Ethnographic observations of surveillance objects took place over a six-month period. These observations included making site visits to various public housing communities across the five boroughs of New York City. During this time, I visited approximately thirty public housing developments, including all of the developments from which I interviewed residents. During these visits I noted the presence of surveillance objects, their appearance and possible function. These observations were strictly of surveillance objects visible to public view. These observations did not include “watching” residents or entering more private spaces which were off-limits to me as a non-resident.

At the time the interviews and observations were completed, marijuana was still illegal in New York City, though this changed in March 2021. Many residents discussed marijuana use, and several expressly differentiated between the use of marijuana and the use of narcotic drugs in terms of surveillance and risk. In the findings and discussions, where necessary, I note that marijuana was at that time illegal. Because marijuana is no longer illegal, it may change the impact or interpretation of certain statements in important ways.
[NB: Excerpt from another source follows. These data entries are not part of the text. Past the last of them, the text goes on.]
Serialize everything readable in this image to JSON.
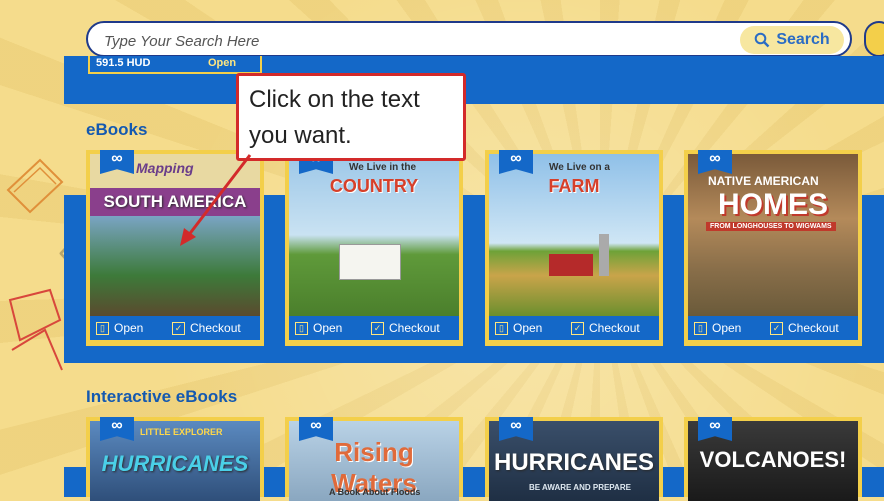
{
  "search": {
    "placeholder": "Type Your Search Here",
    "button_label": "Search"
  },
  "previous_row": {
    "card_label": "591.5 HUD",
    "open_label": "Open"
  },
  "callout": {
    "text": "Click on the text you want."
  },
  "sections": {
    "ebooks": {
      "title": "eBooks",
      "cards": [
        {
          "cover_title": "SOUTH AMERICA",
          "cover_sub": "Mapping",
          "open": "Open",
          "checkout": "Checkout"
        },
        {
          "cover_title": "COUNTRY",
          "cover_sub": "We Live in the",
          "open": "Open",
          "checkout": "Checkout"
        },
        {
          "cover_title": "FARM",
          "cover_sub": "We Live on a",
          "open": "Open",
          "checkout": "Checkout"
        },
        {
          "cover_title": "HOMES",
          "cover_sub": "NATIVE AMERICAN",
          "cover_sub2": "FROM LONGHOUSES TO WIGWAMS",
          "open": "Open",
          "checkout": "Checkout"
        }
      ]
    },
    "interactive": {
      "title": "Interactive eBooks",
      "cards": [
        {
          "cover_title": "HURRICANES",
          "cover_sub": "LITTLE EXPLORER"
        },
        {
          "cover_title": "Rising Waters",
          "cover_sub": "A Book About Floods"
        },
        {
          "cover_title": "HURRICANES",
          "cover_sub": "BE AWARE AND PREPARE"
        },
        {
          "cover_title": "VOLCANOES!",
          "cover_sub": ""
        }
      ]
    }
  },
  "icons": {
    "infinity": "∞",
    "search": "search-icon",
    "open": "open-book-icon",
    "checkout": "checkbox-icon"
  },
  "colors": {
    "band_blue": "#1468c8",
    "card_yellow": "#f3cf4a",
    "title_blue": "#1459b0",
    "callout_red": "#d32a2a"
  }
}
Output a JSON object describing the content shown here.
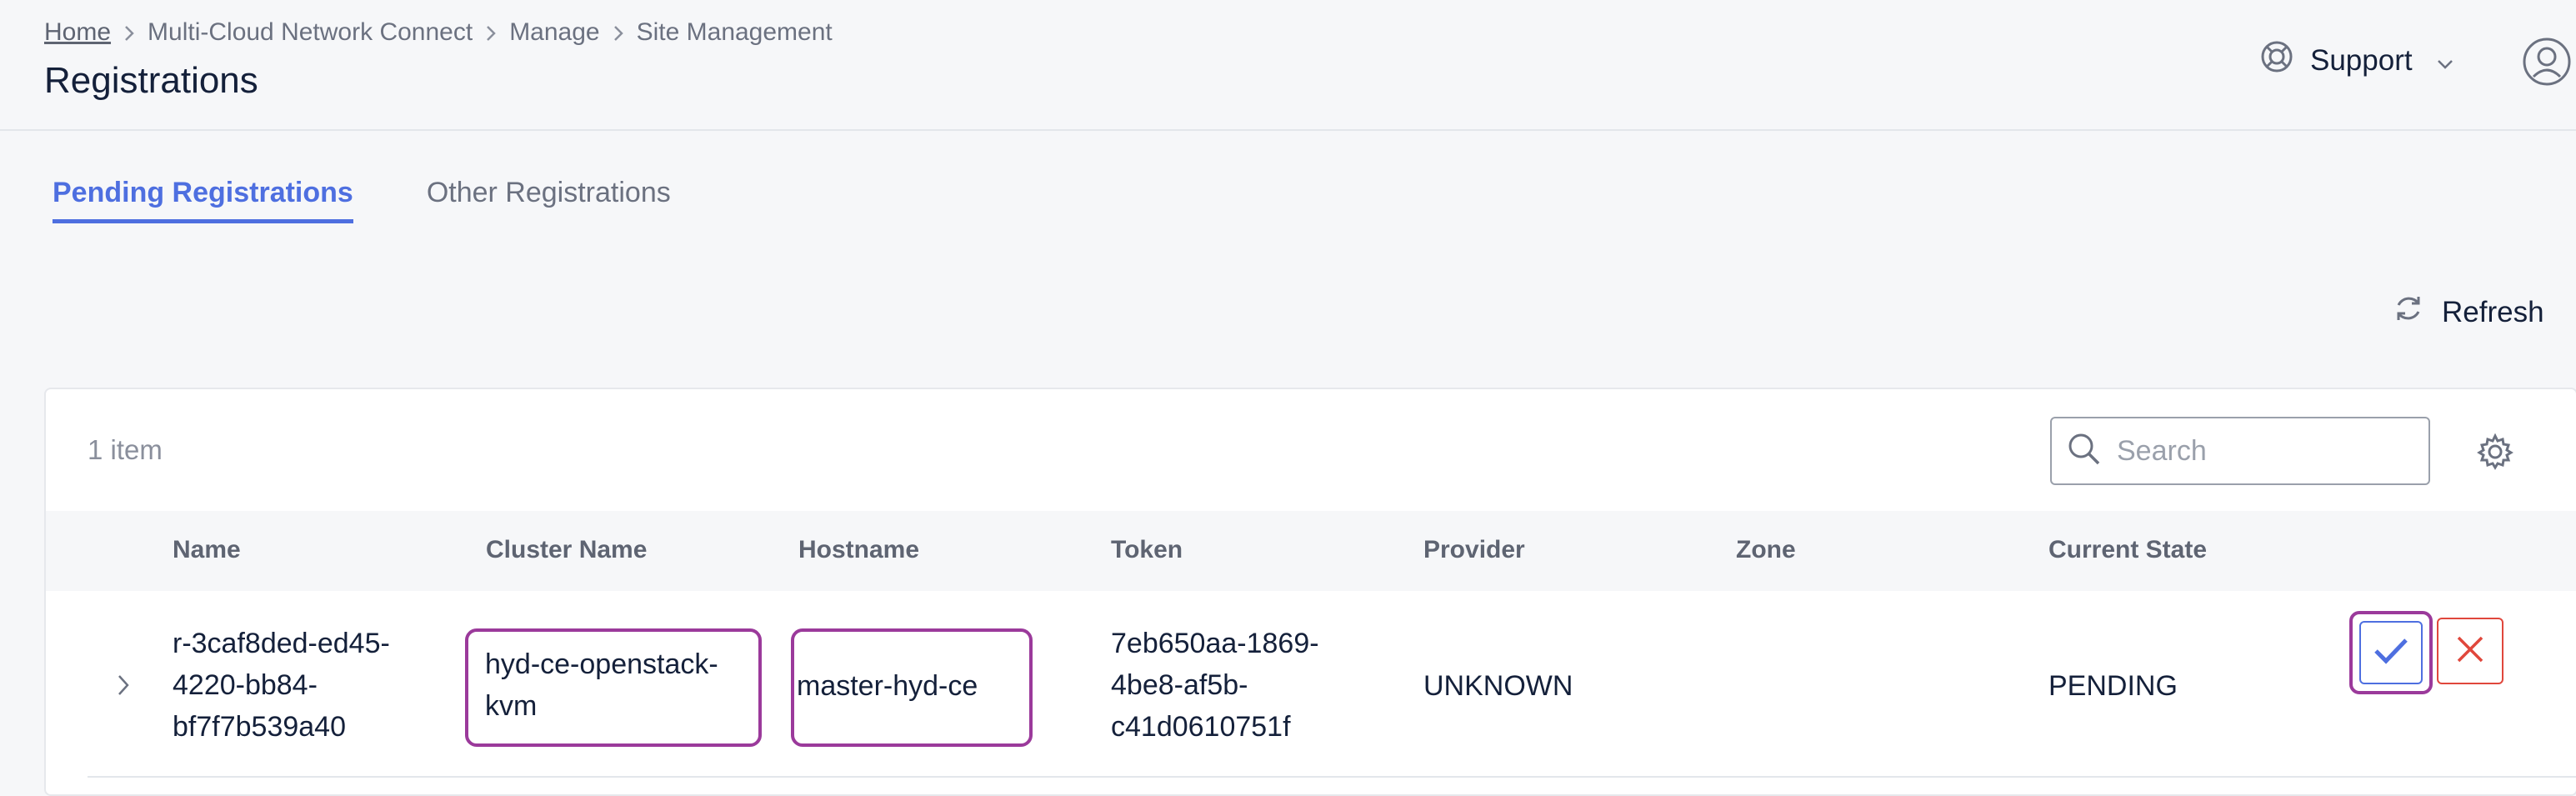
{
  "breadcrumb": {
    "items": [
      "Home",
      "Multi-Cloud Network Connect",
      "Manage",
      "Site Management"
    ]
  },
  "header": {
    "title": "Registrations",
    "support_label": "Support"
  },
  "tabs": [
    {
      "label": "Pending Registrations",
      "active": true
    },
    {
      "label": "Other Registrations",
      "active": false
    }
  ],
  "toolbar": {
    "refresh_label": "Refresh"
  },
  "table": {
    "item_count": "1 item",
    "search_placeholder": "Search",
    "columns": [
      "Name",
      "Cluster Name",
      "Hostname",
      "Token",
      "Provider",
      "Zone",
      "Current State"
    ],
    "rows": [
      {
        "name": "r-3caf8ded-ed45-\n4220-bb84-\nbf7f7b539a40",
        "cluster_name": "hyd-ce-openstack-\nkvm",
        "hostname": "master-hyd-ce",
        "token": "7eb650aa-1869-\n4be8-af5b-\nc41d0610751f",
        "provider": "UNKNOWN",
        "zone": "",
        "current_state": "PENDING"
      }
    ]
  },
  "colors": {
    "accent": "#4e6fe0",
    "highlight": "#9b3a9b",
    "danger": "#e0473c"
  },
  "icons": {
    "support": "lifebuoy-icon",
    "support_dropdown": "chevron-down-icon",
    "user": "user-avatar-icon",
    "refresh": "refresh-icon",
    "search": "search-icon",
    "settings": "gear-icon",
    "expand": "chevron-right-icon",
    "approve": "check-icon",
    "reject": "close-icon"
  }
}
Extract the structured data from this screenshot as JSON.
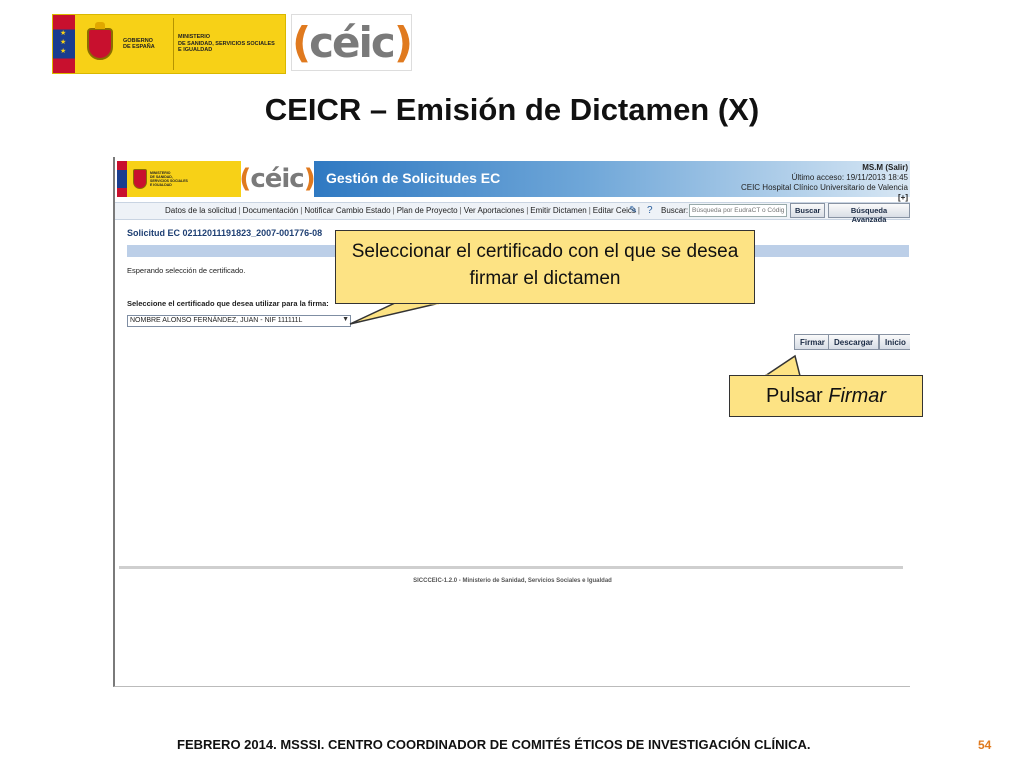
{
  "slide": {
    "title": "CEICR – Emisión de Dictamen (X)",
    "footer": "FEBRERO 2014. MSSSI. CENTRO COORDINADOR DE COMITÉS ÉTICOS DE INVESTIGACIÓN CLÍNICA.",
    "page_number": "54",
    "logo_gobierno": "GOBIERNO\nDE ESPAÑA",
    "logo_ministerio": "MINISTERIO\nDE SANIDAD, SERVICIOS SOCIALES\nE IGUALDAD",
    "logo_ceic": "céic"
  },
  "app": {
    "title": "Gestión de Solicitudes EC",
    "user": "MS.M",
    "logout": "(Salir)",
    "last_access": "Último acceso: 19/11/2013 18:45",
    "organization": "CEIC Hospital Clínico Universitario de Valencia",
    "expand": "[+]",
    "nav_items": [
      "Datos de la solicitud",
      "Documentación",
      "Notificar Cambio Estado",
      "Plan de Proyecto",
      "Ver Aportaciones",
      "Emitir Dictamen",
      "Editar Ceics"
    ],
    "search_label": "Buscar:",
    "search_placeholder": "Búsqueda por EudraCT o Código",
    "search_button": "Buscar",
    "advanced_search_button": "Búsqueda Avanzada",
    "solicitud_title": "Solicitud EC 02112011191823_2007-001776-08",
    "status_text": "Esperando selección de certificado.",
    "select_label": "Seleccione el certificado que desea utilizar para la firma:",
    "selected_certificate": "NOMBRE ALONSO FERNÁNDEZ, JUAN - NIF 111111L",
    "buttons": {
      "sign": "Firmar",
      "download": "Descargar",
      "home": "Inicio"
    },
    "footer": "SICCCEIC-1.2.0 - Ministerio de Sanidad, Servicios Sociales e Igualdad"
  },
  "callouts": {
    "select_certificate": "Seleccionar el certificado con el que se desea firmar el dictamen",
    "press_prefix": "Pulsar",
    "press_action": "Firmar"
  },
  "colors": {
    "callout_bg": "#fde384",
    "banner_blue": "#2f79c2",
    "accent_orange": "#e07a1f"
  }
}
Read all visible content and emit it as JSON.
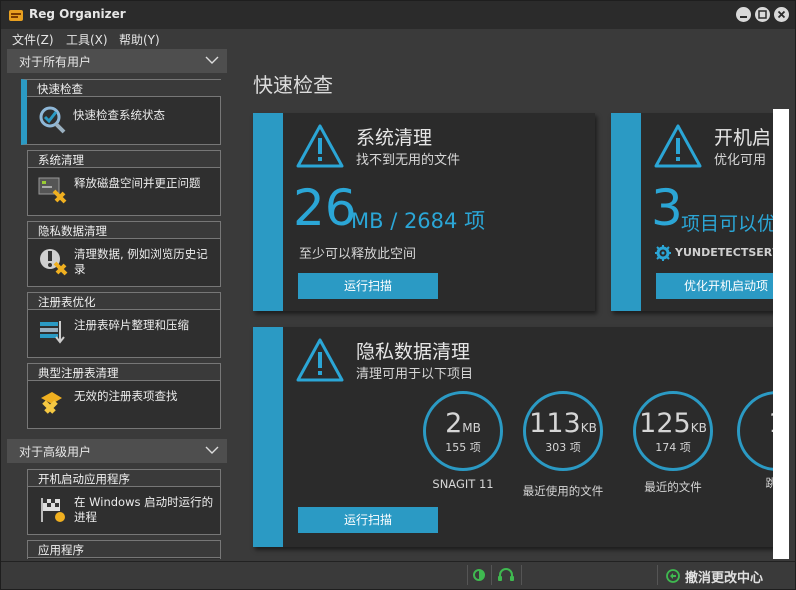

At the time this study was conducted, from the years 2016 to 2017, the stop-and-frisk era of policing had recently ended, and the Black Lives Matter movement in response to police violence was gaining traction. The deployment of surveillance filled the gap left by the withdrawal from police forces from patrols and stops, and this deployment was particularly visible in public housing, in stark contrast to surrounding areas. Going into the field, I expected that residents would disfavor the surveillance objects, including lighting and cameras, that were so starkly associated with policing. However, most residents embraced surveillance methods of policing, even while expressing discontent with them. Exploring this dichotomy sheds light on the nature and extent of the social and economic inequality entrenching aspects of the distinction between new and conventional technologies made in Carpenter in terms of the realization of benefits and trade-offs implicit to the use of surveillance.

Visiting Assistant Professor, University of Massachusetts School of Law.